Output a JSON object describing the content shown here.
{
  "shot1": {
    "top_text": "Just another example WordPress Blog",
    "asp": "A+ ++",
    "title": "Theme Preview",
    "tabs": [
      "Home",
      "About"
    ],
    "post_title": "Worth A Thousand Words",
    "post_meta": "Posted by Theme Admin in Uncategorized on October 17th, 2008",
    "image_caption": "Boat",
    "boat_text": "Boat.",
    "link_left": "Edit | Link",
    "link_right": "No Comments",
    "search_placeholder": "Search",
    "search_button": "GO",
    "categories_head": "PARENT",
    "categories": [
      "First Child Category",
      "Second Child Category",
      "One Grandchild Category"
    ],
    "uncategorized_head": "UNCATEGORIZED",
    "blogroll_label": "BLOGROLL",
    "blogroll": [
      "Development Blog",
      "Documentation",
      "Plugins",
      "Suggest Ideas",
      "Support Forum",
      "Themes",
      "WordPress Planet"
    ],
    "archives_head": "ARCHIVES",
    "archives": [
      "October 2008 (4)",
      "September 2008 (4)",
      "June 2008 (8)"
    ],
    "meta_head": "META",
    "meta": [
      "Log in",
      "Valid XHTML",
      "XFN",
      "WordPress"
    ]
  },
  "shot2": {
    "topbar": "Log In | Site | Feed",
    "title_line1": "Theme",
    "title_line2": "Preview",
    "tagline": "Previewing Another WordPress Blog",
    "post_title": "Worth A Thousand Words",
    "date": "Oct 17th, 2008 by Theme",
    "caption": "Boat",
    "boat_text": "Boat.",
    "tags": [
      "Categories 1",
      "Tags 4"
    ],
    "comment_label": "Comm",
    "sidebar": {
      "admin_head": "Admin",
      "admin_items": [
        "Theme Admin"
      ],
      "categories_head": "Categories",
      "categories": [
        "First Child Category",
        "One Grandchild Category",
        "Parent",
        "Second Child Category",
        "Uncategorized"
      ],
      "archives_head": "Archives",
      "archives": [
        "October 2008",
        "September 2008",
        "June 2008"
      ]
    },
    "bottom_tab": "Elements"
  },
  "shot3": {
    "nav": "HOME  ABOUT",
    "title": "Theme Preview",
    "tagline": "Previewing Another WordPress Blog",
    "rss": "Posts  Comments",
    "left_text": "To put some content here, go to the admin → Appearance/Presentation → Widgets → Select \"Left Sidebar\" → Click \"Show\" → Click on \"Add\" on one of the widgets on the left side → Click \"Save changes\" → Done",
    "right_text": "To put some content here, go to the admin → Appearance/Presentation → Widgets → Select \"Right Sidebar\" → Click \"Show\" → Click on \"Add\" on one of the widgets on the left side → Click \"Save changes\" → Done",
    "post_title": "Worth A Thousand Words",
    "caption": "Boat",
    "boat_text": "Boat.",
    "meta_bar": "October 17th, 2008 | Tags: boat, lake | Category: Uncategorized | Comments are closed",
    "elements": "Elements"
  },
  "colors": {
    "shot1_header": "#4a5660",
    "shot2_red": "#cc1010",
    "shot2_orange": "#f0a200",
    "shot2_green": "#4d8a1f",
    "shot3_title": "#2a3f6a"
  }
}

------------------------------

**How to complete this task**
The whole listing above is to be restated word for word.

**Solution for this exercise**
Output a JSON object describing the content shown here.
{
  "shot1": {
    "top_text": "Just another example WordPress Blog",
    "asp": "A+ ++",
    "title": "Theme Preview",
    "tabs": [
      "Home",
      "About"
    ],
    "post_title": "Worth A Thousand Words",
    "post_meta": "Posted by Theme Admin in Uncategorized on October 17th, 2008",
    "image_caption": "Boat",
    "boat_text": "Boat.",
    "link_left": "Edit | Link",
    "link_right": "No Comments",
    "search_placeholder": "Search",
    "search_button": "GO",
    "categories_head": "PARENT",
    "categories": [
      "First Child Category",
      "Second Child Category",
      "One Grandchild Category"
    ],
    "uncategorized_head": "UNCATEGORIZED",
    "blogroll_label": "BLOGROLL",
    "blogroll": [
      "Development Blog",
      "Documentation",
      "Plugins",
      "Suggest Ideas",
      "Support Forum",
      "Themes",
      "WordPress Planet"
    ],
    "archives_head": "ARCHIVES",
    "archives": [
      "October 2008 (4)",
      "September 2008 (4)",
      "June 2008 (8)"
    ],
    "meta_head": "META",
    "meta": [
      "Log in",
      "Valid XHTML",
      "XFN",
      "WordPress"
    ]
  },
  "shot2": {
    "topbar": "Log In | Site | Feed",
    "title_line1": "Theme",
    "title_line2": "Preview",
    "tagline": "Previewing Another WordPress Blog",
    "post_title": "Worth A Thousand Words",
    "date": "Oct 17th, 2008 by Theme",
    "caption": "Boat",
    "boat_text": "Boat.",
    "tags": [
      "Categories 1",
      "Tags 4"
    ],
    "comment_label": "Comm",
    "sidebar": {
      "admin_head": "Admin",
      "admin_items": [
        "Theme Admin"
      ],
      "categories_head": "Categories",
      "categories": [
        "First Child Category",
        "One Grandchild Category",
        "Parent",
        "Second Child Category",
        "Uncategorized"
      ],
      "archives_head": "Archives",
      "archives": [
        "October 2008",
        "September 2008",
        "June 2008"
      ]
    },
    "bottom_tab": "Elements"
  },
  "shot3": {
    "nav": "HOME  ABOUT",
    "title": "Theme Preview",
    "tagline": "Previewing Another WordPress Blog",
    "rss": "Posts  Comments",
    "left_text": "To put some content here, go to the admin → Appearance/Presentation → Widgets → Select \"Left Sidebar\" → Click \"Show\" → Click on \"Add\" on one of the widgets on the left side → Click \"Save changes\" → Done",
    "right_text": "To put some content here, go to the admin → Appearance/Presentation → Widgets → Select \"Right Sidebar\" → Click \"Show\" → Click on \"Add\" on one of the widgets on the left side → Click \"Save changes\" → Done",
    "post_title": "Worth A Thousand Words",
    "caption": "Boat",
    "boat_text": "Boat.",
    "meta_bar": "October 17th, 2008 | Tags: boat, lake | Category: Uncategorized | Comments are closed",
    "elements": "Elements"
  },
  "colors": {
    "shot1_header": "#4a5660",
    "shot2_red": "#cc1010",
    "shot2_orange": "#f0a200",
    "shot2_green": "#4d8a1f",
    "shot3_title": "#2a3f6a"
  }
}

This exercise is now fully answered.